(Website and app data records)
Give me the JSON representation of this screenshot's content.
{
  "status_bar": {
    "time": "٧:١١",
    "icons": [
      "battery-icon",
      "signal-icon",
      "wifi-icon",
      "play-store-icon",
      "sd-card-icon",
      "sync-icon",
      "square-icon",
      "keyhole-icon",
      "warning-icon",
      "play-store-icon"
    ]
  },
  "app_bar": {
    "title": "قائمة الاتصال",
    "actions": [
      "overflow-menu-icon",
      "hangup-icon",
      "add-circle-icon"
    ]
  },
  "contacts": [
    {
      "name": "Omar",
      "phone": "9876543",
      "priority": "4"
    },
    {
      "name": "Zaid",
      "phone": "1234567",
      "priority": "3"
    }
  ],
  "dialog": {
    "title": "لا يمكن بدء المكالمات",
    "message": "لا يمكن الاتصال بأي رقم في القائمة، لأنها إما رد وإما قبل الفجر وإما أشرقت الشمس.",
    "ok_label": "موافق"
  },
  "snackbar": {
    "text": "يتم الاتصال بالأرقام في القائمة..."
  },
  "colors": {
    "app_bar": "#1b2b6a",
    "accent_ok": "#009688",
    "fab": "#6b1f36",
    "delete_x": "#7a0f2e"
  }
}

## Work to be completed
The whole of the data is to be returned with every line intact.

## Task solution
Give me the JSON representation of this screenshot's content.
{
  "status_bar": {
    "time": "٧:١١",
    "icons": [
      "battery-icon",
      "signal-icon",
      "wifi-icon",
      "play-store-icon",
      "sd-card-icon",
      "sync-icon",
      "square-icon",
      "keyhole-icon",
      "warning-icon",
      "play-store-icon"
    ]
  },
  "app_bar": {
    "title": "قائمة الاتصال",
    "actions": [
      "overflow-menu-icon",
      "hangup-icon",
      "add-circle-icon"
    ]
  },
  "contacts": [
    {
      "name": "Omar",
      "phone": "9876543",
      "priority": "4"
    },
    {
      "name": "Zaid",
      "phone": "1234567",
      "priority": "3"
    }
  ],
  "dialog": {
    "title": "لا يمكن بدء المكالمات",
    "message": "لا يمكن الاتصال بأي رقم في القائمة، لأنها إما رد وإما قبل الفجر وإما أشرقت الشمس.",
    "ok_label": "موافق"
  },
  "snackbar": {
    "text": "يتم الاتصال بالأرقام في القائمة..."
  },
  "colors": {
    "app_bar": "#1b2b6a",
    "accent_ok": "#009688",
    "fab": "#6b1f36",
    "delete_x": "#7a0f2e"
  }
}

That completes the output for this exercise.